  29. 2. Theoretical Background 2.1 Model of ANOVA by Xin Yu

  30. 2. Theoretical Background 2.2.A The Simple Linear Regression Model by Unjung Lee Y = β0 + β1 X+ ε Y : dependent (response) variable X : independent (predictor) variable β0 : the intercept β1 : the slope ε : error term ~ N(0,σ2) E(Y) = β0 + β1X

  31. 2. Theoretical Background 2.2.A The Simple Linear Regression Model by Unjung Lee Y E(Y) =β0 + β1x { y } } Error:  β1 = Slope 1 β0 = Intercept X

  32. 2. Theoretical Background 2.2.A The Simple Linear Regression Model by Unjung Lee Y E(Y) =β0 + β1x y Identical normal distributions of errors, all centered on the regression line.

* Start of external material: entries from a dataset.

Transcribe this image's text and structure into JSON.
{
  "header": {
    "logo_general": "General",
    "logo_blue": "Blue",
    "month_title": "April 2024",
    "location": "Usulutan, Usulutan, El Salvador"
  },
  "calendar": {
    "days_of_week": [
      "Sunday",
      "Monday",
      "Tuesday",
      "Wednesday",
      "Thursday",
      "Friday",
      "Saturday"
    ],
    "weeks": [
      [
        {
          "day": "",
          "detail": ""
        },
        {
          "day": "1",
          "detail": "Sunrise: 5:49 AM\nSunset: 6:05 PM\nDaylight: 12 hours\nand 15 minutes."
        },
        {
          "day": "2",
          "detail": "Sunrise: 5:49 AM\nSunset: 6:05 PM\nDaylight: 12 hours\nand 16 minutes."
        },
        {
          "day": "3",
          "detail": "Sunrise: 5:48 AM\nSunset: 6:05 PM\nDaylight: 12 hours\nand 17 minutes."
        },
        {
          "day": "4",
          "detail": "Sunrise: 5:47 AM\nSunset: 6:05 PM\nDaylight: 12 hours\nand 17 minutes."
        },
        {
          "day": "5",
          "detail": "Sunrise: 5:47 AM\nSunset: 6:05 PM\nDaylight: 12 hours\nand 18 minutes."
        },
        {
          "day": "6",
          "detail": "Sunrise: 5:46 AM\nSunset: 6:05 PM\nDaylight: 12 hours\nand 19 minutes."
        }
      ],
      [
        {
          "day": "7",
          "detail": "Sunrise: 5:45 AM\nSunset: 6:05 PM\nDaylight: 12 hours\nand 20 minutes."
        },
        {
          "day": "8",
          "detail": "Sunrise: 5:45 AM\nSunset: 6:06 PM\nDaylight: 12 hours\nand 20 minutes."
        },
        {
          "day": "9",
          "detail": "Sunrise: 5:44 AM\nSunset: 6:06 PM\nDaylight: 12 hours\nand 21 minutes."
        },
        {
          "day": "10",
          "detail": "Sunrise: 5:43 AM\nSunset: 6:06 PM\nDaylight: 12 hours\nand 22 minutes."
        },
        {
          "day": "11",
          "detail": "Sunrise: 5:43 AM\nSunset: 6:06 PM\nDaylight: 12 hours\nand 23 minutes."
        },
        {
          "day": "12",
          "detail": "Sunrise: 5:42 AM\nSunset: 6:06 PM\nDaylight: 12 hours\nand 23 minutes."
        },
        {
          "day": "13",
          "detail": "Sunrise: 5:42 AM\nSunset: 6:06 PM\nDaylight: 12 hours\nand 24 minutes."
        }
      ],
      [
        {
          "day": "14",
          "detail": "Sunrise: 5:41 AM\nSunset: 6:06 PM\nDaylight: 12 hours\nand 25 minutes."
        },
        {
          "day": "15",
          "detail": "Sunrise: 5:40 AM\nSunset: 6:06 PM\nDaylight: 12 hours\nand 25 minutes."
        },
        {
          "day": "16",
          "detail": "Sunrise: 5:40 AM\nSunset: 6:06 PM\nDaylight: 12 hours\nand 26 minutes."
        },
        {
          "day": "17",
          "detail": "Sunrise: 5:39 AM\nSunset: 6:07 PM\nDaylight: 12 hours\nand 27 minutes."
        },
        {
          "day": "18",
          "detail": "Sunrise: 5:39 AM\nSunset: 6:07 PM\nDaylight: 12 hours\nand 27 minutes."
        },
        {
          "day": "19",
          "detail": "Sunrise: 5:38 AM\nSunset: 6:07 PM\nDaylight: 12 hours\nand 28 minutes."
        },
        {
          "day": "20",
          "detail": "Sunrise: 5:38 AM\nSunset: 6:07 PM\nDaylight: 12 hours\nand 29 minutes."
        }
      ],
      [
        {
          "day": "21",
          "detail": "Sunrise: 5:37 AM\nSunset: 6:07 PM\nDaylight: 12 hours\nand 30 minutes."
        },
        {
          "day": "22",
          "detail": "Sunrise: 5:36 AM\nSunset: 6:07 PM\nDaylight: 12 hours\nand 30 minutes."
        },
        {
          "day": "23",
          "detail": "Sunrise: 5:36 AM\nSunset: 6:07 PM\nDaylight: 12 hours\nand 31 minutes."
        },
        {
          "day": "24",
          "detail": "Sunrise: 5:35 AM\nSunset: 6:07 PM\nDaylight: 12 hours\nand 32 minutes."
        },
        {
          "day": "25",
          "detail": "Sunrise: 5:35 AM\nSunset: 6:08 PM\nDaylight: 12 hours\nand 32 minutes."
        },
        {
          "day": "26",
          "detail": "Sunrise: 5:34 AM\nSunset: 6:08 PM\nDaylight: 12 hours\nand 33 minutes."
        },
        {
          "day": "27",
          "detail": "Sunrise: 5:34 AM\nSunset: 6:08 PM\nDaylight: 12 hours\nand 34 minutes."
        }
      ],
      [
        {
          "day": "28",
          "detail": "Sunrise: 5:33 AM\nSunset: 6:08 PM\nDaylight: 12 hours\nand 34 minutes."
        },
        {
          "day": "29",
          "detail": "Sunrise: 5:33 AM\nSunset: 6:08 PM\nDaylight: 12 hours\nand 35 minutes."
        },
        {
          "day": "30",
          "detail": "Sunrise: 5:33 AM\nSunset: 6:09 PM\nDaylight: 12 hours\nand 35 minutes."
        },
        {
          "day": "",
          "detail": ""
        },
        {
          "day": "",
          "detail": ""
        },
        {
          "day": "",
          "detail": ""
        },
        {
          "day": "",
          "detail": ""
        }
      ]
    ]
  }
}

N(my|x,sy|x2)

  33. 2. Theoretical Background 2.2.A Assumptions of simple linear regression model by Unjung Lee • The relationship between X and Y is the straight-line relationship. • X and Y has a common variance σ2 . • Error is normally distributed. • Error is independent.

  34. 2. Theoretical Background 2.2.A The least squares(LS) method by Unjung Lee

  35. 2. Theoretical Background 2.2.A The least squares(LS) method by Unjung Lee The fitted values and residuals We can get these ones with the normal equations

  36. 2. Theoretical Background 2.2.A Fitting a Regression Line by Unjung Lee Y Y Data Three errors from the least squares regression line X X Y e Errors from the least squares regression line are minimized Three errors from a fitted line X X

  37. 2. Theoretical Background 2.2.A Errors in Regression by Unjung Lee Y . yi { X xi

  38. 2. Theoretical Background 2.2.A Multiple linear regression by Unjung Lee A statistical model that utilizes two or more quantitative and qualitative explanatory variables (x1,..., xp) to predict a quantitative dependent variable Y. Caution: have at least two or more quantitative explanatory variables (rule of thumb)

  39. 2. Theoretical Background 2.2.A Dummy-Variable Regression Model by Unjung Lee • Involves categorical X variable with two levels • e.g., female-male, employed-not employed, etc. • Variable levels coded 0 & 1 • Assumes only intercept is different • Slopes are constant across categories

  40. 2. Theoretical Background 2.2.A Dummy-Variable Model Relationships by Unjung Lee Y Same slopes b1 Females b0 + b2 b0 Males 0 X1 0

  41. 2. Theoretical Background 2.2.A Dummy Variables by Unjung Lee • Permits use of qualitative data (e.g.: seasonal, class standing, location, gender). • 0, 1 coding (nominative data) • As part of Diagnostic Checking; incorporate outliers (i.e.: large residuals) and influence measures.

  42. 2. Theoretical Background 2.2.A Interaction Regression Model by Unjung Lee • Hypothesizes interaction between pairs of X variables • Response to one X variable varies at different levels of another X variable • Contains two-way cross product terms Y = 0 + 1x1 + 2x2 + 3x1x2 +  • Can be combined with other models e.g. dummy variable models

  43. 2. Theoretical Background 2.2.A Effect of Interaction by Unjung Lee • Given: • Without interaction term, effect of X1 on Y is measured by 1 • With interaction term, effect of X1 onY is measured by 1 + 3X2 • Effect increases as X2i increases β β β

  44. 2. Theoretical Background 2.2.A Interaction Example by Unjung Lee Y = 1 + 2X1 + 3X2 + 4X1X2 Y Y = 1 + 2X1 + 3(1) + 4X1(1) = 4 + 6X1 12 8 Y = 1 + 2X1 + 3(0) + 4X1(0) = 1 + 2X1 4 0 X1 0 0.5 1 1.5 Effect (slope) of X1 on Y does depend on X2 value

  45. 2. Theoretical Background 2.2.A The two-way ANOVA by Unjung Lee

  46. 2. Theoretical Background 2.2.A The two-way ANOVA table by Unjung Lee

  47. 2. Theoretical Background 2.2.A Test homogeneity of variance by Unjung Lee

  48. 2. Theoretical Background 2.2.B Test Whether Ho: by Xin Yu

  49. 2. Theoretical Background 2.2.B Test Whether Ho: by Xin Yu (1) Define Sum of Square of Errors within Groups Is calculated based on AND, is generated by the random error ε.

  50. 2. Theoretical Background 2.2.B Test Whether Ho: by Xin Yu (2) SSE is generated by (*) Random Error ε (*)Difference between distinct we can calculate SSE based on a common (3) Let SSA=SSE- SSA Sum of Square between Groups SSA is constituted by the difference between different